[This story originally appeared on The North Coast Review, a blog based in Prince Rupert that contains “items of interest to those living on the North Coast of BC.”]
As British Columbia starts to move out of its long period of COVID hibernation, one of the key foundations for many communities of the Highway 16 corridor and into the Cariboo is getting ready to resume its operations.
The Central Interior Hockey League is starting to prepare for a potential September return. The seven team circuit suspended its operations for 2020-21. That decision, while hard for league officials and fans, was also a necessary one as larger gatherings were banished for much of the last eighteen months.
Now that the province has released its Restart program, league officials feel sufficiently confident for the future to begin to ramp up their planning for 2021-22.
League President Ron German, who also is the architect of the Prince Rupert Rampage, is looking for confirmation from all of the teams by July 1st and the indications seem positive for all seven to return to the ice.
This season may also bring a new entry to the circuit, with plans in motion to introduce the Nechako North Stars to CIHL play this fall. The team would play out of Vanderhoof. It would mark a return to the CIHL for the region, which previously hosted the Omenica Ice.
The North Stars have launched a Facebook page to spread word of their plans.
While the CIHL makes its moves towards a return to the ice, there is also some potential competition brewing in some of the communities of the region, with an unsanctioned junior league making some enquiries around the Northwest.
The GMHL (Greater Metro Junior A Hockey League) which is a league out of the Ontario region, has put out some feelers for potentially locating franchises in British Columbia, having recently contacted municipal councils in Smithers, Houston and Kitimat.
So far they have not expanded much on what they would have planned or how their operations would move forward. As well, the league seems to have developed a bit of a chequered record in some of its past ventures in Alberta.
For most communities, the CIHL is the familiar face and one which is heavily invested in their communities, so the threat probably isn’t one to be too concerned about or one likely to see much in the way of progress.
An example of that community focus can be found from the Prince Rupert Rampage, which in recent weeks has been helping lead the push towards full vaccination for COVID for the community, with members and officials of the team featured on the team’s Facebook page as they received their second shots at the ongoing clinic at the Jim Ciccone Civic Centre.
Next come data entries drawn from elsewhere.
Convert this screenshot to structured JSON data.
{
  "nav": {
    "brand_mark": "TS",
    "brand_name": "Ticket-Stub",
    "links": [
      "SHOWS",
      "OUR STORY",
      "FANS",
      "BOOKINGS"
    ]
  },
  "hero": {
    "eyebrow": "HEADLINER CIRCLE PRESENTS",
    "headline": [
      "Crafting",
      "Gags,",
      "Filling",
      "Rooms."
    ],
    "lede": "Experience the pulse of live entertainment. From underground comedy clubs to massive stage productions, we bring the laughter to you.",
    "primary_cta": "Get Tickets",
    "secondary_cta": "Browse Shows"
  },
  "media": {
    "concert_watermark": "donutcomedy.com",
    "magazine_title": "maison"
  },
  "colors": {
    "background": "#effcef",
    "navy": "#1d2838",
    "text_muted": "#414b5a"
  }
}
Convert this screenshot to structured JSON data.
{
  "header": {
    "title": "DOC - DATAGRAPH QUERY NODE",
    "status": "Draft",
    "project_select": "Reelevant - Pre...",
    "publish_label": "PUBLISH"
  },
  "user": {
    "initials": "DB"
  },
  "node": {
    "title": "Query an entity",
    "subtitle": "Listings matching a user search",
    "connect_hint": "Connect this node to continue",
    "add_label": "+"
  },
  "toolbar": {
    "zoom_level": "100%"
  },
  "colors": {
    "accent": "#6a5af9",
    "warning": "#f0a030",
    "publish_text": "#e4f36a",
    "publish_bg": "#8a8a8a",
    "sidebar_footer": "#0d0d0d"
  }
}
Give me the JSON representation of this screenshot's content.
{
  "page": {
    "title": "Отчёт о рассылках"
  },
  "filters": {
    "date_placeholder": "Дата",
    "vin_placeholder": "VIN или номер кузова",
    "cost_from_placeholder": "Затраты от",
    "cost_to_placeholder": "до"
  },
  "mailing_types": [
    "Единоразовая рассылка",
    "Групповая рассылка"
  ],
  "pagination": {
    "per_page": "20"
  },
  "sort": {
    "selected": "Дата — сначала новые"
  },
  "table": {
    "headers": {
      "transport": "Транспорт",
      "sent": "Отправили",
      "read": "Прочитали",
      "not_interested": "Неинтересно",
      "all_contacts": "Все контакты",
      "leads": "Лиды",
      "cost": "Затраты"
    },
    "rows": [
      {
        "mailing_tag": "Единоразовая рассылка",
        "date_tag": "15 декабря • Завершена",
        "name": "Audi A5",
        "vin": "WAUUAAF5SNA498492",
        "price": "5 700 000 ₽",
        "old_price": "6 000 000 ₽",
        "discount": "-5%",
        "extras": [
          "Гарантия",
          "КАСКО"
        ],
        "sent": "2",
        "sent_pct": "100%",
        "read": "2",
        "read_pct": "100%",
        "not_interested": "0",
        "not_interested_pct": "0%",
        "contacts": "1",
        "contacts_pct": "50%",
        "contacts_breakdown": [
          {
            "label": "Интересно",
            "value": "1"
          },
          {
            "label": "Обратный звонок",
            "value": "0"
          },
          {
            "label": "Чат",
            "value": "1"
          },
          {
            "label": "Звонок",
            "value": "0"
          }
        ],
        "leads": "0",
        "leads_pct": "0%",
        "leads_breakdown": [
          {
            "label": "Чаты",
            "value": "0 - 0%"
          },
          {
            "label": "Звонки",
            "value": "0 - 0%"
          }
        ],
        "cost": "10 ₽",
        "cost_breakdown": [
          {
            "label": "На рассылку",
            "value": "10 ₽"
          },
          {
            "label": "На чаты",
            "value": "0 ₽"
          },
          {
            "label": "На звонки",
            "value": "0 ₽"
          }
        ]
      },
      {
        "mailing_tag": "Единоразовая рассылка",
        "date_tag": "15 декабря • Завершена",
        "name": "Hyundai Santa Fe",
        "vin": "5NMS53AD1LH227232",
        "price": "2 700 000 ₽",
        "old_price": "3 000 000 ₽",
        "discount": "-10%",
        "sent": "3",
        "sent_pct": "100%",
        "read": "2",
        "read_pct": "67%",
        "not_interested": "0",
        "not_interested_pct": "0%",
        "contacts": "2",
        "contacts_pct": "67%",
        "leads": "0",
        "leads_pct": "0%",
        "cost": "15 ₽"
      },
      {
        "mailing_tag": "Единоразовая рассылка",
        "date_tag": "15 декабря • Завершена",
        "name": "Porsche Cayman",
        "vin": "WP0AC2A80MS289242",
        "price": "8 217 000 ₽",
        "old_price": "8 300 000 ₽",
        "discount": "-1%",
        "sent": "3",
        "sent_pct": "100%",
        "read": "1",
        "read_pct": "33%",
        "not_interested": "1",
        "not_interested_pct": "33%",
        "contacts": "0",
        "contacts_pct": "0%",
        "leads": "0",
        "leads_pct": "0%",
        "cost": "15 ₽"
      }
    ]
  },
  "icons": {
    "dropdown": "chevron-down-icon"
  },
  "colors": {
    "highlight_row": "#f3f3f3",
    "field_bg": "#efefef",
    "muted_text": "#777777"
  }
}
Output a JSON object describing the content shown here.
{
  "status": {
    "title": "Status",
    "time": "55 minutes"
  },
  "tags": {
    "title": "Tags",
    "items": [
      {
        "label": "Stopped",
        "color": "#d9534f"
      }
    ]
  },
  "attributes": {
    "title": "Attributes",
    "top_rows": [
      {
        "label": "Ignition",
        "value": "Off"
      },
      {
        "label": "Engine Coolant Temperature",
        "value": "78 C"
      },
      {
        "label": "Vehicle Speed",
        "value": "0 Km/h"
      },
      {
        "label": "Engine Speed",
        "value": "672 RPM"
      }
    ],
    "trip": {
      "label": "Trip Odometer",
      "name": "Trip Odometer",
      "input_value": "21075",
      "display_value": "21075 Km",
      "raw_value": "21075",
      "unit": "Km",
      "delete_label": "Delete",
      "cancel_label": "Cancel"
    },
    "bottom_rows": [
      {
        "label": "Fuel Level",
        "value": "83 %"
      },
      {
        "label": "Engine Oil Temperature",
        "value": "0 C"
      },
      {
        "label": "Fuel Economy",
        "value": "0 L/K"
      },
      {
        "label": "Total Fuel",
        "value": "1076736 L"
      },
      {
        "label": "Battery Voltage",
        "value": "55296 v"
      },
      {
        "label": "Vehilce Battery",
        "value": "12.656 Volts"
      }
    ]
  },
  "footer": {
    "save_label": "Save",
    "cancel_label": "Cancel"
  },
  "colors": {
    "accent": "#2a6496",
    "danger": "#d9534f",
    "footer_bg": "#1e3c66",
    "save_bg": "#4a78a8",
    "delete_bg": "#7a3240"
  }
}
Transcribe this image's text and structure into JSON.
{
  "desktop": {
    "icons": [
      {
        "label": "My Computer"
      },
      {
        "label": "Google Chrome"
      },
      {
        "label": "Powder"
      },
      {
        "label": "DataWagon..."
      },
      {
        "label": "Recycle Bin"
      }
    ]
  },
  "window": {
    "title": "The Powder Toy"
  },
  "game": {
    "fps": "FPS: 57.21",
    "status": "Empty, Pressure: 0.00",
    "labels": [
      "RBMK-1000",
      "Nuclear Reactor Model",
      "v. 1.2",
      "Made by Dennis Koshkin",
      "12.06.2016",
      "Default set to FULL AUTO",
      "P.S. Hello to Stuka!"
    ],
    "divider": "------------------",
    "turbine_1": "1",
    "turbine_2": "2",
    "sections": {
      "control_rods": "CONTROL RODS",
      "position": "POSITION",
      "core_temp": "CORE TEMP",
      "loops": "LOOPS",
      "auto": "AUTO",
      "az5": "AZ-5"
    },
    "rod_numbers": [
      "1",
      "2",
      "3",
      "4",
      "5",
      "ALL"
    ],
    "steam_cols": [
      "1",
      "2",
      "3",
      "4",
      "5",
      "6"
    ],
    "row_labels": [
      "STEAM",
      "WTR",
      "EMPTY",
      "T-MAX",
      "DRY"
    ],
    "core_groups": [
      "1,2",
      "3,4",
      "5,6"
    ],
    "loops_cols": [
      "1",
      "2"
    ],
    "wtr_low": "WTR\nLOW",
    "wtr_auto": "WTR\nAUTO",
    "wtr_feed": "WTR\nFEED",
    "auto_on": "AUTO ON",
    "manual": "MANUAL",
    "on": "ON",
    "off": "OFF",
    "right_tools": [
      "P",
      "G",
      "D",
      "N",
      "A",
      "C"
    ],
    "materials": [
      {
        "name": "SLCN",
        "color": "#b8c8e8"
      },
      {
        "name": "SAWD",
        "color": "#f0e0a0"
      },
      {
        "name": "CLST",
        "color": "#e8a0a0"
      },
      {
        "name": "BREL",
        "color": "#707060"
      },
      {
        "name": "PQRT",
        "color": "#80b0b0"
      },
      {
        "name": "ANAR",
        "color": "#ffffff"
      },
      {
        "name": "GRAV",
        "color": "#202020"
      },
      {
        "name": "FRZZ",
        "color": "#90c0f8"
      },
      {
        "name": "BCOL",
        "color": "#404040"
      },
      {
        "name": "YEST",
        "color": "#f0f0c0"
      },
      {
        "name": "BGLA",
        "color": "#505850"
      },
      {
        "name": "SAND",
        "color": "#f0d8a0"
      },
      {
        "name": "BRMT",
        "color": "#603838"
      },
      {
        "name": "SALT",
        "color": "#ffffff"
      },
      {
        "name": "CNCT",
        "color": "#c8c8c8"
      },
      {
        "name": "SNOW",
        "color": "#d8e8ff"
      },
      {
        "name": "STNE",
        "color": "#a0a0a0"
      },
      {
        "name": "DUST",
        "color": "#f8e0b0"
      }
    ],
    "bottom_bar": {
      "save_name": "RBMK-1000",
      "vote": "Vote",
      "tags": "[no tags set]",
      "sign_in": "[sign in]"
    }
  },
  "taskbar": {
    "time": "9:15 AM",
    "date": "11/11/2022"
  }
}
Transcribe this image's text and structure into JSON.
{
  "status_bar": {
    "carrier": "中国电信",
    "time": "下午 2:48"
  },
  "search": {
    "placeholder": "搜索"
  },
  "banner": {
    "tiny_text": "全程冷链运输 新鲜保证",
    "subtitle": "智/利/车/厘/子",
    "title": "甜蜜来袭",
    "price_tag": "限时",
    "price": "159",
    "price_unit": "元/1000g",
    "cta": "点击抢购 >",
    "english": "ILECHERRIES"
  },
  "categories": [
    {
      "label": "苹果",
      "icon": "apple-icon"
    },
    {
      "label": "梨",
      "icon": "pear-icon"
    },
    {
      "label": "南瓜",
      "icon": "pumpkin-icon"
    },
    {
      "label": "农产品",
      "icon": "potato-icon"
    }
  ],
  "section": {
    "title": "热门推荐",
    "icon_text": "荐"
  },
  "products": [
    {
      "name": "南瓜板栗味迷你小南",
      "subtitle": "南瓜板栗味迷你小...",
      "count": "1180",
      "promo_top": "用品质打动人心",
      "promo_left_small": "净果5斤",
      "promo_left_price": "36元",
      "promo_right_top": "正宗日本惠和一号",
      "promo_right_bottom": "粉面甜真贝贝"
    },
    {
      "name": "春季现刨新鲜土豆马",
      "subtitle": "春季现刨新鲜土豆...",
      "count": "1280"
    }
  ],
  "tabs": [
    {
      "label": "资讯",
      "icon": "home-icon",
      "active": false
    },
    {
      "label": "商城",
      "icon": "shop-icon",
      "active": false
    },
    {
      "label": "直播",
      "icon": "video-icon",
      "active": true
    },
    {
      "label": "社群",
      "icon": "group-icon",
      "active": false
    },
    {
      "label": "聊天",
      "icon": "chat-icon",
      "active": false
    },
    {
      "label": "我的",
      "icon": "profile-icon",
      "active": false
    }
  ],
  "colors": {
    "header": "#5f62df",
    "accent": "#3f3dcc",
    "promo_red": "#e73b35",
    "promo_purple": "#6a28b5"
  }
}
If all goes well, they’ll move over to the rink at the Jim in September and the roar will finally return to the McBride Street madhouse.
You can keep up today on the CIHL and the Rampage through the team’s social media feed.